LITTLE ROCK, Ark. — A new report from the American Cancer Society has shown an unfortunate trend in colon cancer— there's been an unexplained rise in colorectal cancer cases among younger adults.
The organization announced that 20% of colorectal cancer diagnoses in 2019 were in patients under 55, which is almost double the rate from 1995.
“Colon cancer is the third leading cause of death among cancers in the United States,” Gastroenterologist Dr. Paul Williams with Baptist Health said.
Colon cancer is a hard-hitting disease, and reports show it now impacts younger adults.
“Back in 1995, only 11% of people diagnosed with colon cancer were less than 55. Move forward to 2019 and suddenly, the numbers jumped up to 20%,” Dr. Williams explained.
This means one in five people diagnosed with colon cancer is less than 55 years old, almost doubling in those years.
It's a statistic that Dr. Williams called troubling, mainly because there's no answer as to why we're seeing a rise.
“It's a little scary because we don't know what's causing it,” Williams said. “We don't know exactly yet, why those numbers are jumping up so much, but we do know that in America, our lifestyle has a lot to do with that.

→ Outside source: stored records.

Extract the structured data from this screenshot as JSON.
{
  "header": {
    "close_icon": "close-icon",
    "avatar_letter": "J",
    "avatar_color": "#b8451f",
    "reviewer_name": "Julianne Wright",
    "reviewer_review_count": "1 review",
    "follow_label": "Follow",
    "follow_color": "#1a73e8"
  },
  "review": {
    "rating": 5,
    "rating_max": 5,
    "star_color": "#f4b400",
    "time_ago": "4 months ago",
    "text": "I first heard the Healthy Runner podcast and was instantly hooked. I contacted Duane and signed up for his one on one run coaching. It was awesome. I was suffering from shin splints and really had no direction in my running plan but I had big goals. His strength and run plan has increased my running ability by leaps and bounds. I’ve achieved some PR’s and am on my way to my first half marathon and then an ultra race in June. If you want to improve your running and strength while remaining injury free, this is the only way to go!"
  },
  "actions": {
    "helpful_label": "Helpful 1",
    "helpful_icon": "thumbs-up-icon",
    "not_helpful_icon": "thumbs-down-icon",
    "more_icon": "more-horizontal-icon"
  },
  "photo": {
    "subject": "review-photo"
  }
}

We don't know if that's the sole cause or what it may be.”
He added that answers will take time, but the "American lifestyle" is a scope of what needs to change.
“Obesity, a high-fat diet, lots of processed foods in our diet, sedentary lifestyle, smoking, alcohol, all those factors contribute to the possibility of developing colon polyps and colon cancer,” Williams said.
If the current statistics progress and things don't change, Williams said the age of those diagnosed with colon cancers will continue to drop.
“By 2030 they're predicting that 10% of all new colon cancers will be in people under the age of 50 and 22% of all rectal cancers will be in people under the age of 50,” Williams explained. “That's a tremendous jump.”
Paired with a healthy, active lifestyle, early detection is a strong fighter against colon cancer and becoming a part of the statistic.
“There's now something called a Cologuard test,” Williams said. “It's a simple stool sample that you send in. If you want to have a colonoscopy, it's a process you go through, you'll do a little bowel prep, get cleaned out, come in, have their procedure done, but you're sedated for the procedure.”
Right now the recommended age for screening colon cancer is 45. Williams said if that's you, don't put it off.
“Everybody jokes about it, but it's something that can save your life,” Williams said.
Dr. Williams added that screening is crucial because there really are no symptoms of colon cancer.
The Cologuard test is a newer option that is now an acceptable way to get screened for colon cancer. It is applicable whether you have no family history of colon cancer or polyps or personal history of colon cancer or polyps.
Williams said that most insurance companies will pay for the Cologuard test.